Re: Are we "special"?

Phillip Bigelow (
Sun, 15 Dec 1996 18:37:57 -0800

John Waters wrote:

> It is Paleoanthropology isn't it? The Paleo bit maybe all
> morphology, but what of the anthropological aspects?

Except for the sub-discipline of Comparative Behavioral Primatology
(which most definately *does* belong in sci.anthropology.paleo),
the subject of strictly *human* behavior is is more a subject for
sci.anthropology, and not one for sci.anthropology.paleo.

> Is there a social element here? Is the human species out of
> the ordinary in respect of its social interactions? Should
> this be discussed or considered?

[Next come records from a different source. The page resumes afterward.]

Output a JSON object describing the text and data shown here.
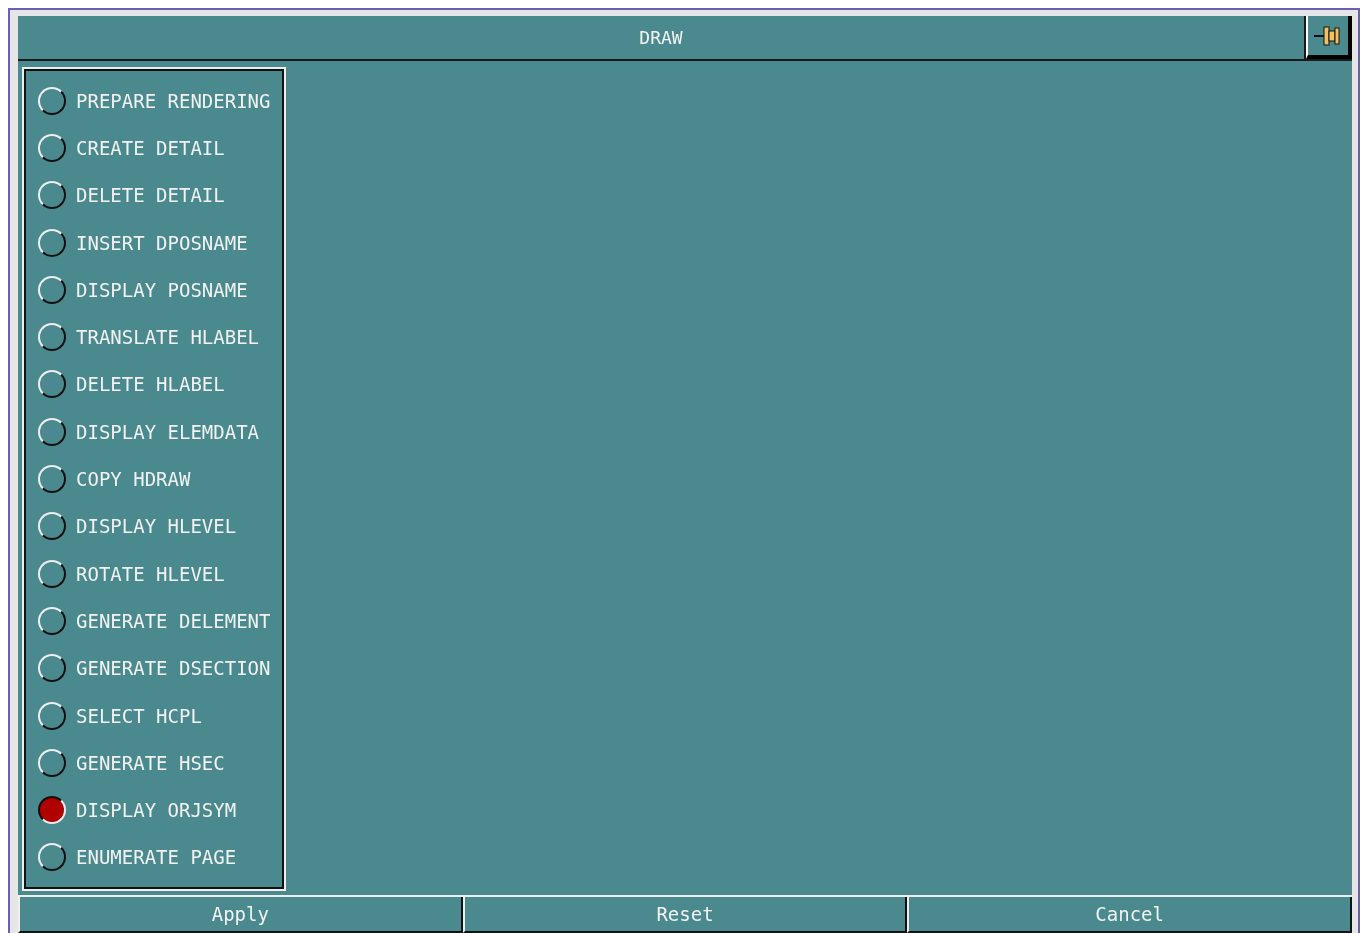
{
  "window": {
    "title": "DRAW"
  },
  "options": [
    {
      "label": "PREPARE RENDERING",
      "selected": false
    },
    {
      "label": "CREATE DETAIL",
      "selected": false
    },
    {
      "label": "DELETE DETAIL",
      "selected": false
    },
    {
      "label": "INSERT DPOSNAME",
      "selected": false
    },
    {
      "label": "DISPLAY POSNAME",
      "selected": false
    },
    {
      "label": "TRANSLATE HLABEL",
      "selected": false
    },
    {
      "label": "DELETE HLABEL",
      "selected": false
    },
    {
      "label": "DISPLAY ELEMDATA",
      "selected": false
    },
    {
      "label": "COPY HDRAW",
      "selected": false
    },
    {
      "label": "DISPLAY HLEVEL",
      "selected": false
    },
    {
      "label": "ROTATE HLEVEL",
      "selected": false
    },
    {
      "label": "GENERATE DELEMENT",
      "selected": false
    },
    {
      "label": "GENERATE DSECTION",
      "selected": false
    },
    {
      "label": "SELECT HCPL",
      "selected": false
    },
    {
      "label": "GENERATE HSEC",
      "selected": false
    },
    {
      "label": "DISPLAY ORJSYM",
      "selected": true
    },
    {
      "label": "ENUMERATE PAGE",
      "selected": false
    }
  ],
  "buttons": [
    "Apply",
    "Reset",
    "Cancel"
  ]
}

Our behavior, culture, and the beginnings of communication are
all present in other primates. It is just that these features
are much less obvious in the other members of the Primates clade.
It is a matter of gradational change (granted, a rather large
degree of gradation, but the polarity is very clear).

I am not particularly interested in such questions as:
"humans can build rocket ships, and chimps can't! Why is this so?"

I am more interested in the following questions:
How many behavioral characteristics in humans are genetically-
inherited? And what are the primate-roots for this inherited
I just look at the problem from the other side; from the primitive-
inheritance side.
Others, like Paul Crowley, have a fascination with looking at the
problem from the "Wow! ain't we special!" side.

> It is not only physiology, it is behaviour.

You are confusing cause and effect. Only two morphological features
are distinctive gradational derivations from anthropoid primates:
the re-arranged pelves, and greatly-enlarged frontal lobes of the neo-
The gradationally- more complex behavior (emphasis on "gradationally")
is just a result of the enlarged human brain. It is not
a third, distinctive feature all by itself.

> Are there any
> Anthropologists out there?

A better question would be to ask if there are any
primatologists out there that specialize in comparative
behavioral research.